▶ TASK TO CARRY OUT
Search the data below for lines that include the word "JSON" and state how many there are, nothing else.
** Opening TASK INPUTS block **
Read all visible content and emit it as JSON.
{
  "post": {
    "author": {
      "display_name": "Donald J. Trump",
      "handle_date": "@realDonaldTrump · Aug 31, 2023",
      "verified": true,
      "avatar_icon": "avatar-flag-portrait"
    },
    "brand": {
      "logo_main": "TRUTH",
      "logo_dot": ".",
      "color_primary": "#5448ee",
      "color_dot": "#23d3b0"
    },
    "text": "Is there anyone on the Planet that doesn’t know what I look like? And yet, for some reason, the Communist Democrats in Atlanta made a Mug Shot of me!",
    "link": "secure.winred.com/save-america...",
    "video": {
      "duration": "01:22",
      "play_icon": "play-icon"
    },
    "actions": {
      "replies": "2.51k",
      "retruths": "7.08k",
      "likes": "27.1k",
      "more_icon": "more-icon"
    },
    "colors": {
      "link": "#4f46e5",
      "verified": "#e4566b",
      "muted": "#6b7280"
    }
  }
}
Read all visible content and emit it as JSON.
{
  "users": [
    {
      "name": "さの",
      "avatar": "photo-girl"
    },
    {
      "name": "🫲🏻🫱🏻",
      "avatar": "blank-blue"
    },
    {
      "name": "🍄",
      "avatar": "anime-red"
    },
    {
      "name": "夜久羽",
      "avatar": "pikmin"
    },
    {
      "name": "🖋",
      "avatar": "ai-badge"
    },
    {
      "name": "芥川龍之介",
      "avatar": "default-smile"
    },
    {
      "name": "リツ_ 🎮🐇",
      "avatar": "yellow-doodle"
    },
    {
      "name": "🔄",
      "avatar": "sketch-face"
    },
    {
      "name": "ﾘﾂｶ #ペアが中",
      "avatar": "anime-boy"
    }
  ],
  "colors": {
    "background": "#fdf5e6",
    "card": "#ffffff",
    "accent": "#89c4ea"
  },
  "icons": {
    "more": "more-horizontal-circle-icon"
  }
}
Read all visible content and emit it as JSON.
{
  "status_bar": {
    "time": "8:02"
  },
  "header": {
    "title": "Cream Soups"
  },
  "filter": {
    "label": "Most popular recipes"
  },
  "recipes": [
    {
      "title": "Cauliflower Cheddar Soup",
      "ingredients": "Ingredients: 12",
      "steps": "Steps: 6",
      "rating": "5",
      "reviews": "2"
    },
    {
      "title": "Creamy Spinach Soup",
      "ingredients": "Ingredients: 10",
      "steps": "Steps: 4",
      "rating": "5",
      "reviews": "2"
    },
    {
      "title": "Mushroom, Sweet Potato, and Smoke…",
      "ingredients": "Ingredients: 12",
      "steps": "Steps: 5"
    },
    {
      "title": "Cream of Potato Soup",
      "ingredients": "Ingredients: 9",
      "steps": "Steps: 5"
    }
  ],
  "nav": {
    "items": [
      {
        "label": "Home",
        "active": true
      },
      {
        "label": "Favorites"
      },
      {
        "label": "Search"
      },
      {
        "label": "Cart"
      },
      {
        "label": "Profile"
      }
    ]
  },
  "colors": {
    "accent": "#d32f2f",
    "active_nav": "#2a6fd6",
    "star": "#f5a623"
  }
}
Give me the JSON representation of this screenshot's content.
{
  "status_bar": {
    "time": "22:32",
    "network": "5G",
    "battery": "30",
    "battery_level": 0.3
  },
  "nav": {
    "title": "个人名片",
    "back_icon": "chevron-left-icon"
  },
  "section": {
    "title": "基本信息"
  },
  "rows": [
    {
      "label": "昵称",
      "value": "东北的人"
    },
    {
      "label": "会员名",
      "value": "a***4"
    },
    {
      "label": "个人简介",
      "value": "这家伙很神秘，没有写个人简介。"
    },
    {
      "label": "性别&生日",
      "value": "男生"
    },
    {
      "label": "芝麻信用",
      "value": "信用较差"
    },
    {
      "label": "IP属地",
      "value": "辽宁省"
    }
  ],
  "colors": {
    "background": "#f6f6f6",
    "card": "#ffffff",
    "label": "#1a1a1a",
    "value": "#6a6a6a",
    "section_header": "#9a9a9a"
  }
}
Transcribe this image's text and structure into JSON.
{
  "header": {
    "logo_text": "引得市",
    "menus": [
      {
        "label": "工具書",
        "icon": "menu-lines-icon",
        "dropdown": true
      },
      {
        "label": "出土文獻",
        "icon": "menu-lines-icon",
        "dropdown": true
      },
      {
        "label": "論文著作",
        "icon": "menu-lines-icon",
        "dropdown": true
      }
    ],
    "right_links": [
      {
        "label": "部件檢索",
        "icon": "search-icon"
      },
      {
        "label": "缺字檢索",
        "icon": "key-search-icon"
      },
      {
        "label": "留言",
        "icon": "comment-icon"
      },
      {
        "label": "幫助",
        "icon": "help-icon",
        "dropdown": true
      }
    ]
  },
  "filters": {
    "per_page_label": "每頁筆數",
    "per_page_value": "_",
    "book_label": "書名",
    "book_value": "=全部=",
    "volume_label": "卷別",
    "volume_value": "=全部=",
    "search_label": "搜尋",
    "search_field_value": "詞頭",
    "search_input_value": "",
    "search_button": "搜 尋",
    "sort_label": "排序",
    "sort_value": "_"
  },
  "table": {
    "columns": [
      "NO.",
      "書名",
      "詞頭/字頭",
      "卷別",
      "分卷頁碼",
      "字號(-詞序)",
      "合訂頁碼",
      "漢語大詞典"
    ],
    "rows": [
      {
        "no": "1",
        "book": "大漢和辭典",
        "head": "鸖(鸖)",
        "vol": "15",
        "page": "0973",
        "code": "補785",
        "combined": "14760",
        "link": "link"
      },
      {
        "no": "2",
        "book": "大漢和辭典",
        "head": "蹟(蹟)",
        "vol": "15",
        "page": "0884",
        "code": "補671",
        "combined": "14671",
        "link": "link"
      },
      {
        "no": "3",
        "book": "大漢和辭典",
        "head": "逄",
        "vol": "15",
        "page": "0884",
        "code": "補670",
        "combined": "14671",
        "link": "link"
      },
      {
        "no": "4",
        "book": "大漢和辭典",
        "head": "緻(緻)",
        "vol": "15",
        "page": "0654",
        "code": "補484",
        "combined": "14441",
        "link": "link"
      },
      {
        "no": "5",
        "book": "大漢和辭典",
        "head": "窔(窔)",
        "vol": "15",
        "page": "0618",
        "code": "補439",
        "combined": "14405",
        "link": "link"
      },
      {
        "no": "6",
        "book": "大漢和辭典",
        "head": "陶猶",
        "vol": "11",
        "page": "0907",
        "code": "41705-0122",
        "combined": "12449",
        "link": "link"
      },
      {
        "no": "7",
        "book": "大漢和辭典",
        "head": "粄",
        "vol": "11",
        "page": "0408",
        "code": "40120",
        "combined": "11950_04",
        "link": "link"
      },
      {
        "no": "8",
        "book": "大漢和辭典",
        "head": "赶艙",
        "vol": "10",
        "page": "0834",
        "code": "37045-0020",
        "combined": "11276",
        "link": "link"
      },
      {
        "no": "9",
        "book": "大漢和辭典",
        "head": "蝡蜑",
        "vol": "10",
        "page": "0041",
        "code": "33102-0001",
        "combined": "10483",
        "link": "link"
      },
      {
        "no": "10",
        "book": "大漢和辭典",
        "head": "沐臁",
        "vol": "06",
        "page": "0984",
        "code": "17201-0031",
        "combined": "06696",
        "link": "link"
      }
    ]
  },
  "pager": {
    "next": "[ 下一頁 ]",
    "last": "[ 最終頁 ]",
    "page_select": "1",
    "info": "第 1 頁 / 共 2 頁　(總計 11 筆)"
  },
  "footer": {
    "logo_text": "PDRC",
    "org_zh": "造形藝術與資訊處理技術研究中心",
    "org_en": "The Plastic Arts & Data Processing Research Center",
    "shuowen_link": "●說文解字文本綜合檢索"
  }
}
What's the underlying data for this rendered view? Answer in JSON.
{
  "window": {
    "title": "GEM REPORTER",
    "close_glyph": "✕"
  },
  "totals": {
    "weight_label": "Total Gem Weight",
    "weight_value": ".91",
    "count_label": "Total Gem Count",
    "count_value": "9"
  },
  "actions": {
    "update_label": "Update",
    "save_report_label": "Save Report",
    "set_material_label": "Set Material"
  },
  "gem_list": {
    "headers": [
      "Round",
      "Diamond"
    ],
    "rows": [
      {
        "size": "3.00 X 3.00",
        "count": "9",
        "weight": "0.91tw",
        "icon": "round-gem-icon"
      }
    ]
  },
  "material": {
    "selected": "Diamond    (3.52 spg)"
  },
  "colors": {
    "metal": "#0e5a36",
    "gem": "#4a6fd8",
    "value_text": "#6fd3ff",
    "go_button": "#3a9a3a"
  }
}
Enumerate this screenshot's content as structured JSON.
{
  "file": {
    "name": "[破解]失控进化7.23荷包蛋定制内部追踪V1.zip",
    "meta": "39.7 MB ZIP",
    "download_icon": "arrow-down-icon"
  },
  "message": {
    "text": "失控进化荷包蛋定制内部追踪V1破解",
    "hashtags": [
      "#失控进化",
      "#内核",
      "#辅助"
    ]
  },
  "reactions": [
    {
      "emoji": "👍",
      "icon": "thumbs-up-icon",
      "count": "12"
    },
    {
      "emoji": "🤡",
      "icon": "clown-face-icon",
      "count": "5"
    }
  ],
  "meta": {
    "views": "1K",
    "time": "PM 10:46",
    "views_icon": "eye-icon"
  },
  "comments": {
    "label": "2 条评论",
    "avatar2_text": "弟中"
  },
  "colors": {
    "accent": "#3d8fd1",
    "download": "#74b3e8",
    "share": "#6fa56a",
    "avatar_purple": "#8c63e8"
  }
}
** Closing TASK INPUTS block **
▶ SOLUTION TO THIS TASK
7